“We are iQhiya which is the support structure we wish we always had in learning spaces, the centres we always wished we could occupy, and the people we wished we could share lunch times with. We give you iQhiya!”

They have emerged in a time where there are contested notions of the roles of gender and tradition within contemporary South Africa, where the centre of power is no longer solely defined by masculinity. As a set of emerging artists, they are determined to extend their practice to a broader audience. 

iQhiya – directly translated meaning the head covering or headband - seems to equally reveal and conceal elements of black female-ness. There is an intergenerational connection between those that wrap their heads - an ancient inequality that targets black women at the intersections of their race and gender, and this potent violence continues to unfold and unfurl in newer and more clever ways in the contemporary era. We exist in a space of tension, which parallels that of iQhiya- a signifier of both strength and burden with the daily realities we face as young black women. The practice of the collective, iQhiya, therefore, is gestural; it is an action that asserts our presence through articulating our own narratives.

The work produced by iQhiya is at once playful and sombre; it is alive, iQhiya tells stories of childhood, the future, and stories of the often veiled black female imagination.
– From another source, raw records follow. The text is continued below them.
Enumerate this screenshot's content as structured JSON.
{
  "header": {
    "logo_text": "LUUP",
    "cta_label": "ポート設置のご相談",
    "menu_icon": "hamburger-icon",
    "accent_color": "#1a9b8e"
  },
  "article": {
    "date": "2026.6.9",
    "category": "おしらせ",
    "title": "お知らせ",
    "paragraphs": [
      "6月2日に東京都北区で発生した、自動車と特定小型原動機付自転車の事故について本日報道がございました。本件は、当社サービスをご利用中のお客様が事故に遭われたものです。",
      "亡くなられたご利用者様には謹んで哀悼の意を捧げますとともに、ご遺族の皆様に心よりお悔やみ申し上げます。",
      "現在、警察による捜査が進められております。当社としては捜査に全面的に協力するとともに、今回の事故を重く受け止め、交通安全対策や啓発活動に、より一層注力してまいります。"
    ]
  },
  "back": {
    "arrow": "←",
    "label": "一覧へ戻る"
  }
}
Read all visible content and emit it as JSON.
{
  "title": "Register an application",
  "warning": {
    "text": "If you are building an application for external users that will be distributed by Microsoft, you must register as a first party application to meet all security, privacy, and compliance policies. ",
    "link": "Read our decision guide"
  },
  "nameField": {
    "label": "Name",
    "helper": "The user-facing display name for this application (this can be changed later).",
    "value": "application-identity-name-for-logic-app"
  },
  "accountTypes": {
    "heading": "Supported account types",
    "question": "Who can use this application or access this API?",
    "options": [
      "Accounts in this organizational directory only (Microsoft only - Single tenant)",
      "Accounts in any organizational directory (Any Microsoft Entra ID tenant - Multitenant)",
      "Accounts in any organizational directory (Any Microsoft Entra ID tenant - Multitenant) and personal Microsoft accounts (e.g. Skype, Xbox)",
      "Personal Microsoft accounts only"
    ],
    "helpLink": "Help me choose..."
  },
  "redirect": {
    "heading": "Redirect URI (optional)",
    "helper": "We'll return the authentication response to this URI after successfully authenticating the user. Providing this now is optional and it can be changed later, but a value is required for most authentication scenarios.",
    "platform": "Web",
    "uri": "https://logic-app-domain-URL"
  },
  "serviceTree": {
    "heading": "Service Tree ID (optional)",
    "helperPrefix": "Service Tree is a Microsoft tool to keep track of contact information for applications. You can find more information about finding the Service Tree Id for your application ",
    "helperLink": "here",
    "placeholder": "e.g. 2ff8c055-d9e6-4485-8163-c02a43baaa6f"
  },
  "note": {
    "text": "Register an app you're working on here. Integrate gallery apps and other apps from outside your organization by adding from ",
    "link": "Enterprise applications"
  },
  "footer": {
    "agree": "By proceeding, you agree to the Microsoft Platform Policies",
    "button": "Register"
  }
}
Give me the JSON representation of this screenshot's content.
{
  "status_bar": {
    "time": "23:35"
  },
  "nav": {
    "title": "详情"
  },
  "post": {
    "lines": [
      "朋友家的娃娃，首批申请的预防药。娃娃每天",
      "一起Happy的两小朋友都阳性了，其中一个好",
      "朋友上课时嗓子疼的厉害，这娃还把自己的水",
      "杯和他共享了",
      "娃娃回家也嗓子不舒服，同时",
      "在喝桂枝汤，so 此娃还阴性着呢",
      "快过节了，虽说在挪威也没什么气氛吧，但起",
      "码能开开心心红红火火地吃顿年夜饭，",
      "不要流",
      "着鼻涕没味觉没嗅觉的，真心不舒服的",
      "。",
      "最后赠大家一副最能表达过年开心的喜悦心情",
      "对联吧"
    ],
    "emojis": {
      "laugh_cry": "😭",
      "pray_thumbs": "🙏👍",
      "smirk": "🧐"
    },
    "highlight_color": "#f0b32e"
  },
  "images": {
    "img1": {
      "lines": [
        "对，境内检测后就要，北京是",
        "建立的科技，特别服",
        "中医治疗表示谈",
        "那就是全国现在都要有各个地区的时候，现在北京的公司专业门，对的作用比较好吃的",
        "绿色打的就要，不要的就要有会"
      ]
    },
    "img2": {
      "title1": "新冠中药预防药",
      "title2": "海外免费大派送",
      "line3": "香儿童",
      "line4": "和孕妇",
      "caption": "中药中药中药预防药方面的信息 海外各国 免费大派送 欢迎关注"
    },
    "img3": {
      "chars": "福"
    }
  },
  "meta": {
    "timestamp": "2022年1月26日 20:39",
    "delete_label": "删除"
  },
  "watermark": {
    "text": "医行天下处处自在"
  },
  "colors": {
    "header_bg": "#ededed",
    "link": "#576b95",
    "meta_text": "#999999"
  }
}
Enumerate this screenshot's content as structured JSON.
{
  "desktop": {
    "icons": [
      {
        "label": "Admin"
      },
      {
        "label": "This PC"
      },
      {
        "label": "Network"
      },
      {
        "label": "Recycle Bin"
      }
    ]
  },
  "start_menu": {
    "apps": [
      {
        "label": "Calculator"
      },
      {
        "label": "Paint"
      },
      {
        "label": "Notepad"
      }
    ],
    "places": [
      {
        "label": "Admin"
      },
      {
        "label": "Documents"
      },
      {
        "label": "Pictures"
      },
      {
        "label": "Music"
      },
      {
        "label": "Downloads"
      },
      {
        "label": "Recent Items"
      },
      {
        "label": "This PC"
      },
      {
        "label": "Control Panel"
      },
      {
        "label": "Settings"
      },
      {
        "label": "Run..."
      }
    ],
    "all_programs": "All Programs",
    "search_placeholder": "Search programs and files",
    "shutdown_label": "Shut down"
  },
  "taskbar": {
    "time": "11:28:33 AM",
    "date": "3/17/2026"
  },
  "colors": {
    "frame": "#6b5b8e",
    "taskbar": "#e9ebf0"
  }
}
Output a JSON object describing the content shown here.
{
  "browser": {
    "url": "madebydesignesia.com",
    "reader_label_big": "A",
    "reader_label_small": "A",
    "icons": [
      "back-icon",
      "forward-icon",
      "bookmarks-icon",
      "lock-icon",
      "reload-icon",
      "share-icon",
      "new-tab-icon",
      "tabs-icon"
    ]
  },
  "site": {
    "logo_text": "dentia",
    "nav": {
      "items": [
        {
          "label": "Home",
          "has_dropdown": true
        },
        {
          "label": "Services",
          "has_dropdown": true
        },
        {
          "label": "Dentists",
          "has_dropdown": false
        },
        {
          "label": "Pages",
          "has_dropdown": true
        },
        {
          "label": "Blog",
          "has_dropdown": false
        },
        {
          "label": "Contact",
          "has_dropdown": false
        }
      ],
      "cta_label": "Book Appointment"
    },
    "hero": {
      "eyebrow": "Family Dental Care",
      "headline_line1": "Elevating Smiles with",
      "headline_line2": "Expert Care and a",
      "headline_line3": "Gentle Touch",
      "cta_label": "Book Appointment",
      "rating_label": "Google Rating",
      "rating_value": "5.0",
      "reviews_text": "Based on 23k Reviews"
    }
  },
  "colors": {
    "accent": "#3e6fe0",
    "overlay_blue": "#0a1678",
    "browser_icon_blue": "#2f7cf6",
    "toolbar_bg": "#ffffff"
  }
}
The group exhibition has travelled and been exhibited in Athens, Greece, and Kassel, Germany.

The artists are hosting a public walkabout, to enlighten interested parties about their work on July 27 at 09h00 and again on July 29 at 09h00.

There will also be a KZNSA LAB TALK on July 27 at 18h00 with the seven exhibiting artists: Qhiya would like to invite women creatives to participate in this seminar at KZNSA gallery. The seminar seeks to create a space of sharing, discussion and reflection, which advocates the engagement for women and their professional practice. Through the creation of this space of visibility the seminar hopes to contribute to the empowerment of women voices, as well as to promote interdisciplinary networks between women. The Seminar will take the form of a fish bowl discussion and everyone will be free to contribute.

RSVP is essential for the LAB TALK, phone 031 277 1705 or email

iQhiya runs at the KZNSA Gallery from July 26 to August 13t The KZNSA is situated at 166 Bulwer Road, Glenwood, in Durban. More information on 031 277 1705, fax 031 201 8051 or cell 082 220 0368 or visit